■ **Directions**
From the first record through the last, copy each one exactly.

BEGIN

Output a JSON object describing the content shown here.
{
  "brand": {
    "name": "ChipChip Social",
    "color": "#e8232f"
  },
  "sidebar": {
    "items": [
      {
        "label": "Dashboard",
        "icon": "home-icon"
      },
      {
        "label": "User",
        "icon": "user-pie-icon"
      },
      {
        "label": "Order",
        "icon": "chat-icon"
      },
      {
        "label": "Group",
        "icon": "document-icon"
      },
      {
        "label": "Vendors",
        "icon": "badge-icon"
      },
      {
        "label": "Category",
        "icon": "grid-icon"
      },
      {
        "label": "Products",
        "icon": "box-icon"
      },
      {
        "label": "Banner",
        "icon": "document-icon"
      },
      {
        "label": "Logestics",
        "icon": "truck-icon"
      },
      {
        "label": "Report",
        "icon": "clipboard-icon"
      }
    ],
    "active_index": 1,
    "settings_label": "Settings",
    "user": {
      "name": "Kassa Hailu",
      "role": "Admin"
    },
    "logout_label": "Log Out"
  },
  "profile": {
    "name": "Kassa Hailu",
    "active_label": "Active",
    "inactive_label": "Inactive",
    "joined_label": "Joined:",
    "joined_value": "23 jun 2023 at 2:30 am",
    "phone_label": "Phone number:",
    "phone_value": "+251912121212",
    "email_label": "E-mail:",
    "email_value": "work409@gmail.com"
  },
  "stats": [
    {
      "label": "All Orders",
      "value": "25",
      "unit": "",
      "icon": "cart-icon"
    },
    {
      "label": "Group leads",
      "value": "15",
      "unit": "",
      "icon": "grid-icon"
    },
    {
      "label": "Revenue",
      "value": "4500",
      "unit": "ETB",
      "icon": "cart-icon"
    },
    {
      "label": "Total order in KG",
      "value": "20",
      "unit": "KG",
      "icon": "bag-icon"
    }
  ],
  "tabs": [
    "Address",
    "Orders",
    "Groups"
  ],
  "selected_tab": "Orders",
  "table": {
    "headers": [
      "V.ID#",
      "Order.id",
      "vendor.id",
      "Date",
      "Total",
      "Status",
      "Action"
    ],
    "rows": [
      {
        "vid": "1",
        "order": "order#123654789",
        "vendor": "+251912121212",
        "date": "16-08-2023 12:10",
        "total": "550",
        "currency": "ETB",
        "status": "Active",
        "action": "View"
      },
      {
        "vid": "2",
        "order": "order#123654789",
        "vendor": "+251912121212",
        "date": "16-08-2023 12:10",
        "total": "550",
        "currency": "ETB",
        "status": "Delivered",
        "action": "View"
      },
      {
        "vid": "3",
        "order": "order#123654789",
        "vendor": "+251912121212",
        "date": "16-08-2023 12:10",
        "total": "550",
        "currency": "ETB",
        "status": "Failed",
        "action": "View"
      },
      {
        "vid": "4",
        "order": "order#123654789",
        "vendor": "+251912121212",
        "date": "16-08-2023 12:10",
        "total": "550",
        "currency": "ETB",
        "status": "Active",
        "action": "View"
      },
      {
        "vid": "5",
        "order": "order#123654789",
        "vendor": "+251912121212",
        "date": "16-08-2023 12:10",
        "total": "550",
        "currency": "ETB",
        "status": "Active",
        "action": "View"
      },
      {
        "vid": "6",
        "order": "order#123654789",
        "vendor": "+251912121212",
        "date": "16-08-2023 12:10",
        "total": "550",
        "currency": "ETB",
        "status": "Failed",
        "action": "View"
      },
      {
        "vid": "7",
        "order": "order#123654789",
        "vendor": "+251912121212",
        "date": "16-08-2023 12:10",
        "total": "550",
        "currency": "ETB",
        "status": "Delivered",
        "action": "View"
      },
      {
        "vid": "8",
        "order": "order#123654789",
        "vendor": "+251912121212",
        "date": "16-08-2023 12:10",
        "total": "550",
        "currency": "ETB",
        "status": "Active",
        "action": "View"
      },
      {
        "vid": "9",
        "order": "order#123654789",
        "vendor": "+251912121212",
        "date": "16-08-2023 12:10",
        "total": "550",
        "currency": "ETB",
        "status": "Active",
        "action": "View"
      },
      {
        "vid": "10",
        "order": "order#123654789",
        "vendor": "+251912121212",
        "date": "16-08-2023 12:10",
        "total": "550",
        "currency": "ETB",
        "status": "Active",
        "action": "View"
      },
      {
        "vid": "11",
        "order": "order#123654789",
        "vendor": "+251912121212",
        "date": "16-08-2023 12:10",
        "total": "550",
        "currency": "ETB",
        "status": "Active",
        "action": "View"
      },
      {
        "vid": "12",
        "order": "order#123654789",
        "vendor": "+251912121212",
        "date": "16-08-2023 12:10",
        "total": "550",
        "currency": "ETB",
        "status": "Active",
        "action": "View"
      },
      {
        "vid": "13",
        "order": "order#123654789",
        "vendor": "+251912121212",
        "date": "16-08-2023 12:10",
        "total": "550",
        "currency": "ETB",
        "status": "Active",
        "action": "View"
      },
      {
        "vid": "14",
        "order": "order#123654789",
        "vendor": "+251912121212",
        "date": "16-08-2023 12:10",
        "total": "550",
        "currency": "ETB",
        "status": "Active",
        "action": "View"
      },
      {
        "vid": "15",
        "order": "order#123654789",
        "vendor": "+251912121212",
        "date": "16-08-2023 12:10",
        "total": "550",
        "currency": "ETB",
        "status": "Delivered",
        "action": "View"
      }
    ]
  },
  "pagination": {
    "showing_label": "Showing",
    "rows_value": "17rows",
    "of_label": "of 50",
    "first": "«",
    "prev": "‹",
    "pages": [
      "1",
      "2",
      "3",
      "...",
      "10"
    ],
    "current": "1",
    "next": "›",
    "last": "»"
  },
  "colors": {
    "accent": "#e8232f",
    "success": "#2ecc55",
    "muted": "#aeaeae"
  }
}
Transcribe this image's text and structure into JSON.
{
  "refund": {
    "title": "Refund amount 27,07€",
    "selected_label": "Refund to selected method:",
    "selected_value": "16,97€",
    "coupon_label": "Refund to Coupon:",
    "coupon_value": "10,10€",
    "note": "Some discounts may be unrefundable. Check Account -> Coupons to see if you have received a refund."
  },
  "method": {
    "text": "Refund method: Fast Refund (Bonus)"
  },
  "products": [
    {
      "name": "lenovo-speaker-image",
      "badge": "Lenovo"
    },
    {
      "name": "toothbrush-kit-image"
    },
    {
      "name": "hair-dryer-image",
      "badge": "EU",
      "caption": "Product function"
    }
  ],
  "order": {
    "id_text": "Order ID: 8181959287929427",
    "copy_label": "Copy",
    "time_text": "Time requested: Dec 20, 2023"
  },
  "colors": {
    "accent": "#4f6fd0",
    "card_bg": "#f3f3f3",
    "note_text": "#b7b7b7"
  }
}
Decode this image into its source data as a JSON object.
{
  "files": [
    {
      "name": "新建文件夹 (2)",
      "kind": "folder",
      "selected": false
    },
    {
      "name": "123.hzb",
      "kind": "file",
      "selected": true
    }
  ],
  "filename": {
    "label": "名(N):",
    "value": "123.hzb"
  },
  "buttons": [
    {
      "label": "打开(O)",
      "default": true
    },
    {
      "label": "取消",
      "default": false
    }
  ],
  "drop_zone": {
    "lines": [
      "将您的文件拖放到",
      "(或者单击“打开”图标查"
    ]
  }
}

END

■ **Exercise answer**
Output a JSON object describing the content shown here.
{
  "brand": {
    "name": "ChipChip Social",
    "color": "#e8232f"
  },
  "sidebar": {
    "items": [
      {
        "label": "Dashboard",
        "icon": "home-icon"
      },
      {
        "label": "User",
        "icon": "user-pie-icon"
      },
      {
        "label": "Order",
        "icon": "chat-icon"
      },
      {
        "label": "Group",
        "icon": "document-icon"
      },
      {
        "label": "Vendors",
        "icon": "badge-icon"
      },
      {
        "label": "Category",
        "icon": "grid-icon"
      },
      {
        "label": "Products",
        "icon": "box-icon"
      },
      {
        "label": "Banner",
        "icon": "document-icon"
      },
      {
        "label": "Logestics",
        "icon": "truck-icon"
      },
      {
        "label": "Report",
        "icon": "clipboard-icon"
      }
    ],
    "active_index": 1,
    "settings_label": "Settings",
    "user": {
      "name": "Kassa Hailu",
      "role": "Admin"
    },
    "logout_label": "Log Out"
  },
  "profile": {
    "name": "Kassa Hailu",
    "active_label": "Active",
    "inactive_label": "Inactive",
    "joined_label": "Joined:",
    "joined_value": "23 jun 2023 at 2:30 am",
    "phone_label": "Phone number:",
    "phone_value": "+251912121212",
    "email_label": "E-mail:",
    "email_value": "work409@gmail.com"
  },
  "stats": [
    {
      "label": "All Orders",
      "value": "25",
      "unit": "",
      "icon": "cart-icon"
    },
    {
      "label": "Group leads",
      "value": "15",
      "unit": "",
      "icon": "grid-icon"
    },
    {
      "label": "Revenue",
      "value": "4500",
      "unit": "ETB",
      "icon": "cart-icon"
    },
    {
      "label": "Total order in KG",
      "value": "20",
      "unit": "KG",
      "icon": "bag-icon"
    }
  ],
  "tabs": [
    "Address",
    "Orders",
    "Groups"
  ],
  "selected_tab": "Orders",
  "table": {
    "headers": [
      "V.ID#",
      "Order.id",
      "vendor.id",
      "Date",
      "Total",
      "Status",
      "Action"
    ],
    "rows": [
      {
        "vid": "1",
        "order": "order#123654789",
        "vendor": "+251912121212",
        "date": "16-08-2023 12:10",
        "total": "550",
        "currency": "ETB",
        "status": "Active",
        "action": "View"
      },
      {
        "vid": "2",
        "order": "order#123654789",
        "vendor": "+251912121212",
        "date": "16-08-2023 12:10",
        "total": "550",
        "currency": "ETB",
        "status": "Delivered",
        "action": "View"
      },
      {
        "vid": "3",
        "order": "order#123654789",
        "vendor": "+251912121212",
        "date": "16-08-2023 12:10",
        "total": "550",
        "currency": "ETB",
        "status": "Failed",
        "action": "View"
      },
      {
        "vid": "4",
        "order": "order#123654789",
        "vendor": "+251912121212",
        "date": "16-08-2023 12:10",
        "total": "550",
        "currency": "ETB",
        "status": "Active",
        "action": "View"
      },
      {
        "vid": "5",
        "order": "order#123654789",
        "vendor": "+251912121212",
        "date": "16-08-2023 12:10",
        "total": "550",
        "currency": "ETB",
        "status": "Active",
        "action": "View"
      },
      {
        "vid": "6",
        "order": "order#123654789",
        "vendor": "+251912121212",
        "date": "16-08-2023 12:10",
        "total": "550",
        "currency": "ETB",
        "status": "Failed",
        "action": "View"
      },
      {
        "vid": "7",
        "order": "order#123654789",
        "vendor": "+251912121212",
        "date": "16-08-2023 12:10",
        "total": "550",
        "currency": "ETB",
        "status": "Delivered",
        "action": "View"
      },
      {
        "vid": "8",
        "order": "order#123654789",
        "vendor": "+251912121212",
        "date": "16-08-2023 12:10",
        "total": "550",
        "currency": "ETB",
        "status": "Active",
        "action": "View"
      },
      {
        "vid": "9",
        "order": "order#123654789",
        "vendor": "+251912121212",
        "date": "16-08-2023 12:10",
        "total": "550",
        "currency": "ETB",
        "status": "Active",
        "action": "View"
      },
      {
        "vid": "10",
        "order": "order#123654789",
        "vendor": "+251912121212",
        "date": "16-08-2023 12:10",
        "total": "550",
        "currency": "ETB",
        "status": "Active",
        "action": "View"
      },
      {
        "vid": "11",
        "order": "order#123654789",
        "vendor": "+251912121212",
        "date": "16-08-2023 12:10",
        "total": "550",
        "currency": "ETB",
        "status": "Active",
        "action": "View"
      },
      {
        "vid": "12",
        "order": "order#123654789",
        "vendor": "+251912121212",
        "date": "16-08-2023 12:10",
        "total": "550",
        "currency": "ETB",
        "status": "Active",
        "action": "View"
      },
      {
        "vid": "13",
        "order": "order#123654789",
        "vendor": "+251912121212",
        "date": "16-08-2023 12:10",
        "total": "550",
        "currency": "ETB",
        "status": "Active",
        "action": "View"
      },
      {
        "vid": "14",
        "order": "order#123654789",
        "vendor": "+251912121212",
        "date": "16-08-2023 12:10",
        "total": "550",
        "currency": "ETB",
        "status": "Active",
        "action": "View"
      },
      {
        "vid": "15",
        "order": "order#123654789",
        "vendor": "+251912121212",
        "date": "16-08-2023 12:10",
        "total": "550",
        "currency": "ETB",
        "status": "Delivered",
        "action": "View"
      }
    ]
  },
  "pagination": {
    "showing_label": "Showing",
    "rows_value": "17rows",
    "of_label": "of 50",
    "first": "«",
    "prev": "‹",
    "pages": [
      "1",
      "2",
      "3",
      "...",
      "10"
    ],
    "current": "1",
    "next": "›",
    "last": "»"
  },
  "colors": {
    "accent": "#e8232f",
    "success": "#2ecc55",
    "muted": "#aeaeae"
  }
}
Transcribe this image's text and structure into JSON.
{
  "refund": {
    "title": "Refund amount 27,07€",
    "selected_label": "Refund to selected method:",
    "selected_value": "16,97€",
    "coupon_label": "Refund to Coupon:",
    "coupon_value": "10,10€",
    "note": "Some discounts may be unrefundable. Check Account -> Coupons to see if you have received a refund."
  },
  "method": {
    "text": "Refund method: Fast Refund (Bonus)"
  },
  "products": [
    {
      "name": "lenovo-speaker-image",
      "badge": "Lenovo"
    },
    {
      "name": "toothbrush-kit-image"
    },
    {
      "name": "hair-dryer-image",
      "badge": "EU",
      "caption": "Product function"
    }
  ],
  "order": {
    "id_text": "Order ID: 8181959287929427",
    "copy_label": "Copy",
    "time_text": "Time requested: Dec 20, 2023"
  },
  "colors": {
    "accent": "#4f6fd0",
    "card_bg": "#f3f3f3",
    "note_text": "#b7b7b7"
  }
}
Decode this image into its source data as a JSON object.
{
  "files": [
    {
      "name": "新建文件夹 (2)",
      "kind": "folder",
      "selected": false
    },
    {
      "name": "123.hzb",
      "kind": "file",
      "selected": true
    }
  ],
  "filename": {
    "label": "名(N):",
    "value": "123.hzb"
  },
  "buttons": [
    {
      "label": "打开(O)",
      "default": true
    },
    {
      "label": "取消",
      "default": false
    }
  ],
  "drop_zone": {
    "lines": [
      "将您的文件拖放到",
      "(或者单击“打开”图标查"
    ]
  }
}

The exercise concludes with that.